[App and web page records]:
= = = =

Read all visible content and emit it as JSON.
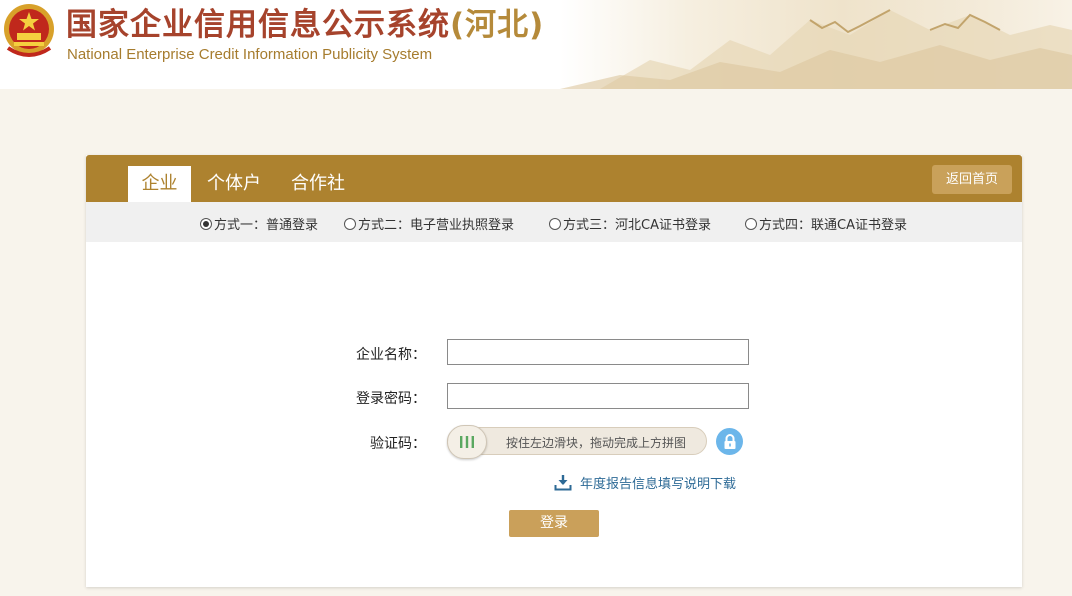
{
  "header": {
    "title_main": "国家企业信用信息公示系统",
    "title_province": "(河北)",
    "subtitle": "National Enterprise Credit Information Publicity System",
    "emblem_icon": "national-emblem-icon"
  },
  "tabs": [
    {
      "label": "企业",
      "active": true
    },
    {
      "label": "个体户",
      "active": false
    },
    {
      "label": "合作社",
      "active": false
    }
  ],
  "home_button": "返回首页",
  "login_methods": [
    {
      "label": "方式一：普通登录",
      "selected": true
    },
    {
      "label": "方式二：电子营业执照登录",
      "selected": false
    },
    {
      "label": "方式三：河北CA证书登录",
      "selected": false
    },
    {
      "label": "方式四：联通CA证书登录",
      "selected": false
    }
  ],
  "form": {
    "company_label": "企业名称：",
    "company_value": "",
    "password_label": "登录密码：",
    "password_value": "",
    "captcha_label": "验证码：",
    "slider_text": "按住左边滑块，拖动完成上方拼图",
    "download_text": "年度报告信息填写说明下载",
    "login_button": "登录"
  },
  "colors": {
    "accent": "#ad822f",
    "title_red": "#a6432c",
    "button_gold": "#caa05a",
    "link_blue": "#2d6a96",
    "lock_blue": "#6cb6ea"
  }
}
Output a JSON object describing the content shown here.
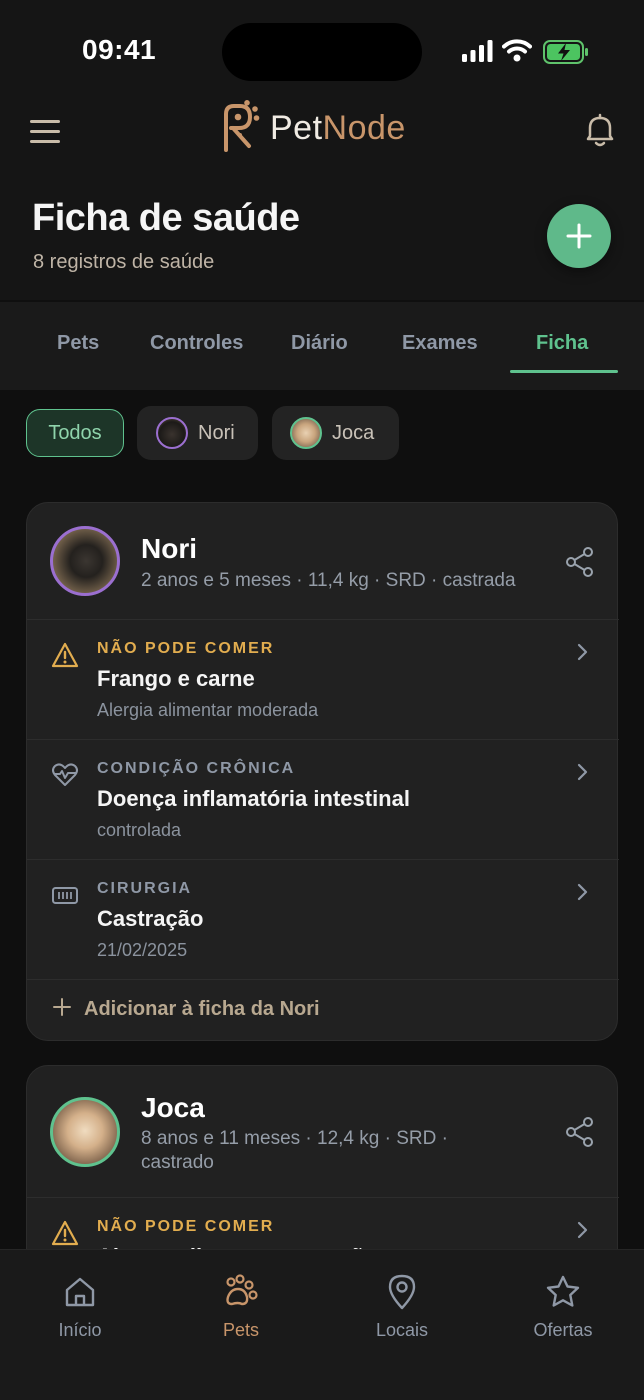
{
  "status_bar": {
    "time": "09:41"
  },
  "app": {
    "name_a": "Pet",
    "name_b": "Node"
  },
  "page": {
    "title": "Ficha de saúde",
    "subtitle": "8 registros de saúde"
  },
  "tabs": [
    {
      "label": "Pets"
    },
    {
      "label": "Controles"
    },
    {
      "label": "Diário"
    },
    {
      "label": "Exames"
    },
    {
      "label": "Ficha",
      "active": true
    }
  ],
  "filters": [
    {
      "label": "Todos",
      "active": true
    },
    {
      "label": "Nori"
    },
    {
      "label": "Joca"
    }
  ],
  "pets": [
    {
      "name": "Nori",
      "meta": "2 anos e 5 meses · 11,4 kg · SRD · castrada",
      "ring_color": "#9b6fd0",
      "records": [
        {
          "category": "NÃO PODE COMER",
          "title": "Frango e carne",
          "detail": "Alergia alimentar moderada",
          "icon": "warning-icon"
        },
        {
          "category": "CONDIÇÃO CRÔNICA",
          "title": "Doença inflamatória intestinal",
          "detail": "controlada",
          "icon": "heart-pulse-icon"
        },
        {
          "category": "CIRURGIA",
          "title": "Castração",
          "detail": "21/02/2025",
          "icon": "surgery-icon"
        }
      ],
      "add_label": "Adicionar à ficha da Nori"
    },
    {
      "name": "Joca",
      "meta_line1": "8 anos e 11 meses · 12,4 kg · SRD ·",
      "meta_line2": "castrado",
      "ring_color": "#5fc28e",
      "records": [
        {
          "category": "NÃO PODE COMER",
          "title": "Alguns alimentos para cães",
          "icon": "warning-icon"
        }
      ]
    }
  ],
  "bottom_nav": [
    {
      "label": "Início",
      "icon": "home-icon"
    },
    {
      "label": "Pets",
      "icon": "paw-icon",
      "active": true
    },
    {
      "label": "Locais",
      "icon": "location-pin-icon"
    },
    {
      "label": "Ofertas",
      "icon": "star-icon"
    }
  ],
  "colors": {
    "accent_green": "#5fc28e",
    "brand_tan": "#c8956a",
    "warning": "#e2ad4f"
  }
}
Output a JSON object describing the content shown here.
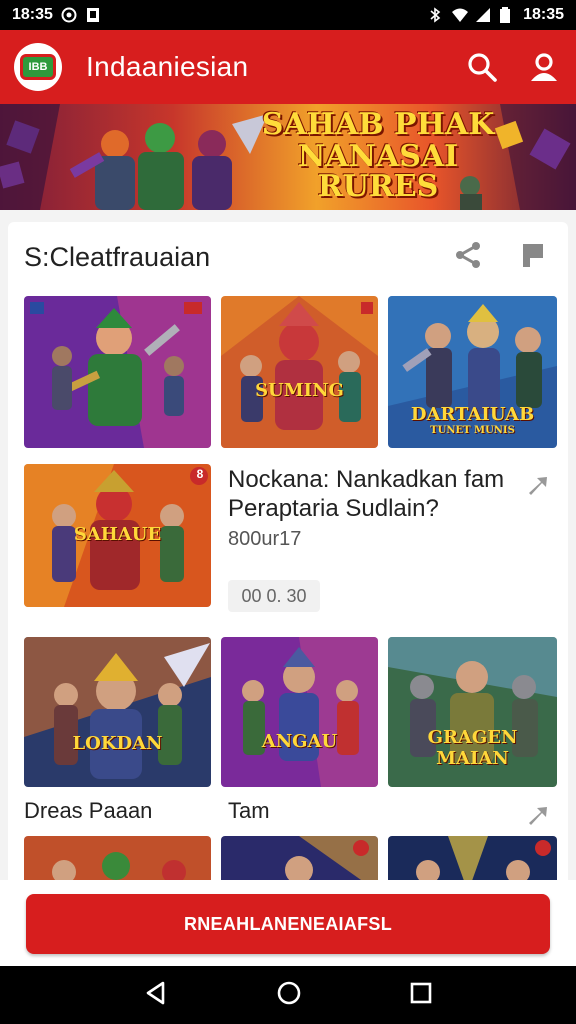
{
  "status_bar": {
    "time_left": "18:35",
    "time_right": "18:35"
  },
  "app_bar": {
    "logo_text": "IBB",
    "title": "Indaaniesian"
  },
  "banner": {
    "title_line1": "SAHAB PHAK",
    "title_line2": "NANASAI RURES"
  },
  "section": {
    "title": "S:Cleatfrauaian"
  },
  "thumbs": [
    {
      "caption": "SUMING",
      "sub": ""
    },
    {
      "caption": "DARTAIUAB",
      "sub": "TUNET MUNIS"
    },
    {
      "caption": "SAHAUE",
      "sub": ""
    },
    {
      "caption": "LOKDAN",
      "sub": ""
    },
    {
      "caption": "ANGAU",
      "sub": ""
    },
    {
      "caption": "GRAGEN",
      "sub": "MAIAN"
    }
  ],
  "featured": {
    "badge": "8",
    "title": "Nockana: Nankadkan fam Peraptaria Sudlain?",
    "meta": "800ur17",
    "chip": "00 0. 30"
  },
  "row_labels": {
    "left": "Dreas Paaan",
    "right": "Tam"
  },
  "cta": {
    "label": "RNEAHLANENEAIAFSL"
  },
  "colors": {
    "brand_red": "#d71e1e",
    "nav_black": "#000000"
  }
}
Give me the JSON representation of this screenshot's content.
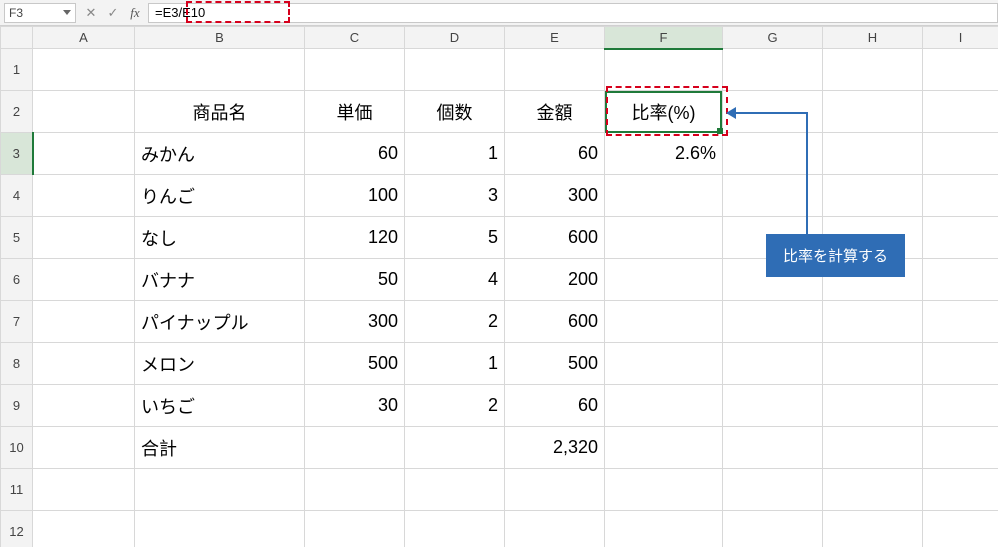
{
  "namebox": "F3",
  "formula": "=E3/E10",
  "columns": [
    "A",
    "B",
    "C",
    "D",
    "E",
    "F",
    "G",
    "H",
    "I"
  ],
  "selected_col": "F",
  "selected_row": 3,
  "row_numbers": [
    1,
    2,
    3,
    4,
    5,
    6,
    7,
    8,
    9,
    10,
    11,
    12
  ],
  "headers": {
    "b": "商品名",
    "c": "単価",
    "d": "個数",
    "e": "金額",
    "f": "比率(%)"
  },
  "rows": [
    {
      "b": "みかん",
      "c": "60",
      "d": "1",
      "e": "60",
      "f": "2.6%"
    },
    {
      "b": "りんご",
      "c": "100",
      "d": "3",
      "e": "300",
      "f": ""
    },
    {
      "b": "なし",
      "c": "120",
      "d": "5",
      "e": "600",
      "f": ""
    },
    {
      "b": "バナナ",
      "c": "50",
      "d": "4",
      "e": "200",
      "f": ""
    },
    {
      "b": "パイナップル",
      "c": "300",
      "d": "2",
      "e": "600",
      "f": ""
    },
    {
      "b": "メロン",
      "c": "500",
      "d": "1",
      "e": "500",
      "f": ""
    },
    {
      "b": "いちご",
      "c": "30",
      "d": "2",
      "e": "60",
      "f": ""
    }
  ],
  "footer": {
    "b": "合計",
    "e": "2,320"
  },
  "callout": "比率を計算する",
  "chart_data": {
    "type": "table",
    "title": "",
    "columns": [
      "商品名",
      "単価",
      "個数",
      "金額",
      "比率(%)"
    ],
    "rows": [
      [
        "みかん",
        60,
        1,
        60,
        "2.6%"
      ],
      [
        "りんご",
        100,
        3,
        300,
        null
      ],
      [
        "なし",
        120,
        5,
        600,
        null
      ],
      [
        "バナナ",
        50,
        4,
        200,
        null
      ],
      [
        "パイナップル",
        300,
        2,
        600,
        null
      ],
      [
        "メロン",
        500,
        1,
        500,
        null
      ],
      [
        "いちご",
        30,
        2,
        60,
        null
      ],
      [
        "合計",
        null,
        null,
        2320,
        null
      ]
    ]
  }
}
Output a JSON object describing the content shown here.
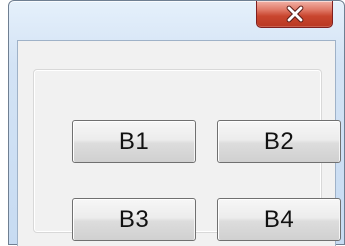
{
  "window": {
    "close_button_icon": "close-icon"
  },
  "buttons": {
    "b1": "B1",
    "b2": "B2",
    "b3": "B3",
    "b4": "B4"
  },
  "colors": {
    "window_frame": "#c7dbf2",
    "close_button": "#c9462f",
    "client_background": "#f1f1f1",
    "button_text": "#111111"
  }
}
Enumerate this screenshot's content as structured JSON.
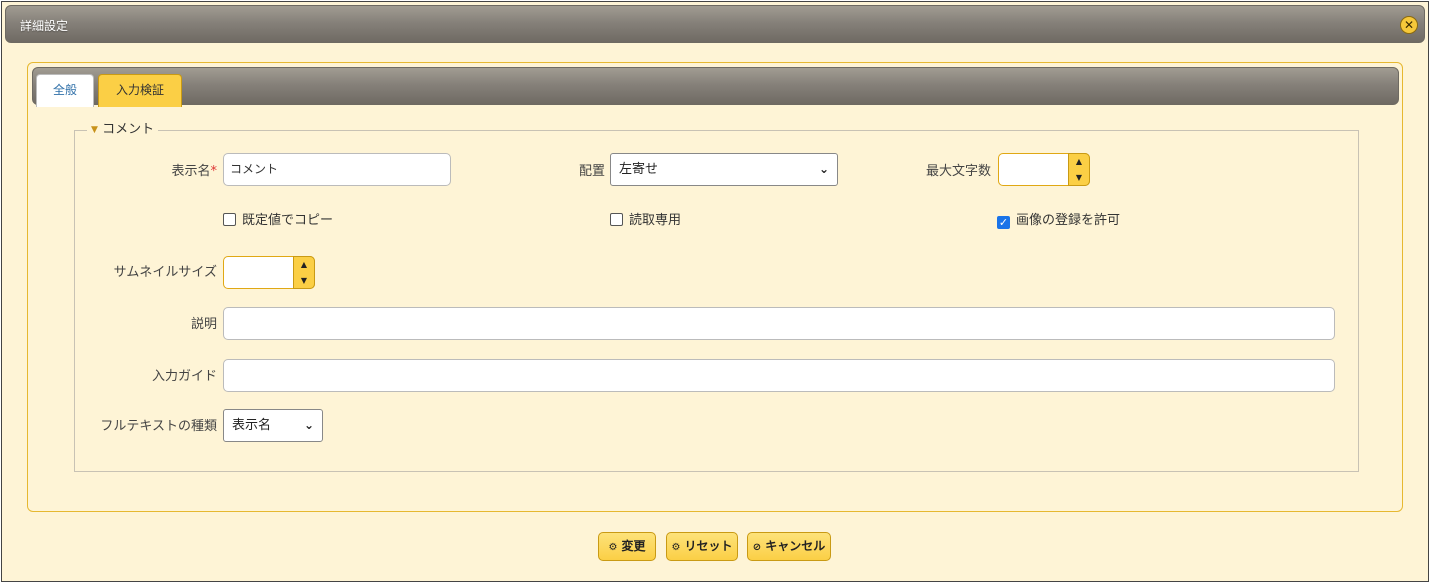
{
  "dialog": {
    "title": "詳細設定"
  },
  "tabs": [
    {
      "label": "全般",
      "active": true
    },
    {
      "label": "入力検証",
      "active": false
    }
  ],
  "section": {
    "legend": "コメント"
  },
  "fields": {
    "display_name": {
      "label": "表示名",
      "required_mark": "*",
      "value": "コメント"
    },
    "alignment": {
      "label": "配置",
      "value": "左寄せ"
    },
    "max_chars": {
      "label": "最大文字数",
      "value": ""
    },
    "thumbnail_size": {
      "label": "サムネイルサイズ",
      "value": ""
    },
    "description": {
      "label": "説明",
      "value": ""
    },
    "input_guide": {
      "label": "入力ガイド",
      "value": ""
    },
    "fulltext_type": {
      "label": "フルテキストの種類",
      "value": "表示名"
    }
  },
  "checkboxes": {
    "copy_default": {
      "label": "既定値でコピー",
      "checked": false
    },
    "read_only": {
      "label": "読取専用",
      "checked": false
    },
    "allow_image": {
      "label": "画像の登録を許可",
      "checked": true
    }
  },
  "buttons": {
    "change": "変更",
    "reset": "リセット",
    "cancel": "キャンセル"
  },
  "colors": {
    "dialog_bg": "#fef4d6",
    "accent_yellow": "#fbcf45",
    "titlebar_gray": "#86817a",
    "checkbox_blue": "#1a73e8",
    "required_red": "#dd3333"
  }
}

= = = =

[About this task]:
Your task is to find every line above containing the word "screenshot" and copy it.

[Exercise response]:
Give me the JSON representation of this screenshot's content.
Enumerate this screenshot's content as structured JSON.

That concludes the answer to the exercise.